In most commercial tenancies, the fact that corporations or other business entities act as the parties to the lease insulates the corporate officers of those business entities from individual liability. However, this is not always the case. In a recent case, a Massachusetts court held that an officer may be individually liable for statements made on behalf of his corporate employer during negotiations over an early lease termination, notwithstanding the fact that he acted in his capacity as an officer of a corporation.
In 300 Needham Street, LLC v URC, LLC, Docket No. SUCV-1684718 (Sept. 15, 2016), a Massachusetts court held that a corporate officer of a commercial tenant may be individually liable under the Massachusetts Unfair and Deceptive Trade Practices Act, M.G.L. c. 93A, for his participation in the tenant’s withholding of rent in an attempt to coerce a favorable lease termination from the landlord. In so doing, the Court reaffirmed the principle that a corporate officer may be held individually liable under Chapter 93A for participation in unfair and deceptive conduct by the corporation for which the officer acts.
The facts of the case are not atypical of commercial tenancies in that the case involved a commercial tenant seeking early termination of a lease. Specifically, 300 Needham, LLC, as tenant, entered into a 10-year lease with URC, LLC, as landlord, for commercial property to be used as a restaurant. Just months into the lease term, the restaurant failed and closed, and the tenant sought to negotiate a termination of the lease. Although the tenant initially made monthly rent payments to the landlord, as negotiations dragged on, a corporate officer of the tenant, Herz, threatened to “shut off the [rent] spigot” — allegedly in order to coerce the landlord into a favorable settlement.
When the tenant made good on its threat and stopped making rent payments, the landlord sued the tenant and a corporate guarantor for declaratory judgment and breach of contract. The landlord also brought claims against tenant, the guarantor, and Herz individually, for violation of Chapter 93A, asserting that the withholding of rent in order to coerce a favorable settlement was an unfair and deceptive trade practice. Herz, the senior vice president of both tenant and guarantor who negotiated and signed both the lease and the guaranty, and engaged in essentially all communication on behalf of the tenant with the landlord, moved to dismiss the 93A claim brought against him individually, asserting that it failed to state a claim against him.

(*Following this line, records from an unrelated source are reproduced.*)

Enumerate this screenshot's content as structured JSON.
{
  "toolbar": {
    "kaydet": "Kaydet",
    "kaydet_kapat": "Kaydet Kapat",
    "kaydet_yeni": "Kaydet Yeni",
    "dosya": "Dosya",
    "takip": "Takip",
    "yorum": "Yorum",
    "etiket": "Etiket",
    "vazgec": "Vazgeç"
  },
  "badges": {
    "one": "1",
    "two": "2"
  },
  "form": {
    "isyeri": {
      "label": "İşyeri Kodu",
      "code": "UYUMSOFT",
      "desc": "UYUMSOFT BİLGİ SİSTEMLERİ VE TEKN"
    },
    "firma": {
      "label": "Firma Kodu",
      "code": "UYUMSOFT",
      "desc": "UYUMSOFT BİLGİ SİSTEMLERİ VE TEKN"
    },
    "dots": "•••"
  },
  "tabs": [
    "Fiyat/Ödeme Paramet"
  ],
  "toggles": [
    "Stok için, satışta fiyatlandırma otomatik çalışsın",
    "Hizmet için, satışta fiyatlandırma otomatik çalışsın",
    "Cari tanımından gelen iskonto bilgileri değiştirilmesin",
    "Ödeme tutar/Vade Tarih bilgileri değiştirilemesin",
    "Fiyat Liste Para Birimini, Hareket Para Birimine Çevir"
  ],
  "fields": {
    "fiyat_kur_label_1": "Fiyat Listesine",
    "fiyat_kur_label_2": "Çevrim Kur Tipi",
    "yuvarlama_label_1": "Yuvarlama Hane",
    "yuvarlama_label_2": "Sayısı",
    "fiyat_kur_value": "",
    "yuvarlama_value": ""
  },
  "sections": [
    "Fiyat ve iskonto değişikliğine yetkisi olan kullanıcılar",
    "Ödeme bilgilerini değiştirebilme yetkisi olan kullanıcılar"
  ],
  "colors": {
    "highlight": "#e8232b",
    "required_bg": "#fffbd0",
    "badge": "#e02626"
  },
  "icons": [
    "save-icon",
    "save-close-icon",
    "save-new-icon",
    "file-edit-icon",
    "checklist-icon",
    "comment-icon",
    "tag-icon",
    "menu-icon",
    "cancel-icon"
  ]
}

The court rejected Herz’s argument. First, the court noted that the complaint clearly stated a claim against the corporate defendants, noting that the purposeful breach of contract “as a lever to obtain advantage for the party committing the breach” states a claim for violation of Chapter 93A. Herz argued that a claim could not be asserted against him personally because he was not attempting to gain a benefit for himself and that he was not engaged in trade or commerce. With little analysis, the court rejected these arguments, noting that “[i]t is settled that corporate officers may be held liable under c. 93A for their personal participation in conduct invoking its sanctions.” Accordingly, the court denied Herz’s motion to dismiss.
This case presents a potentially potent tool to any party to a commercial lease that can effectively allege that the opposing party has purposefully breached the contract to gain leverage in a business dispute – namely, the prospect of holding corporate officers individually liable for their participation in the corporate misconduct. Thus, corporate officers should be aware that coercive statements, such as threats of nonpayment or insolvency, made during settlement negotiations can trigger individual liability against them.
Anthony Cichello and Jason Curtin are attorneys with Krokidas & Bluestein LLP, Boston, MA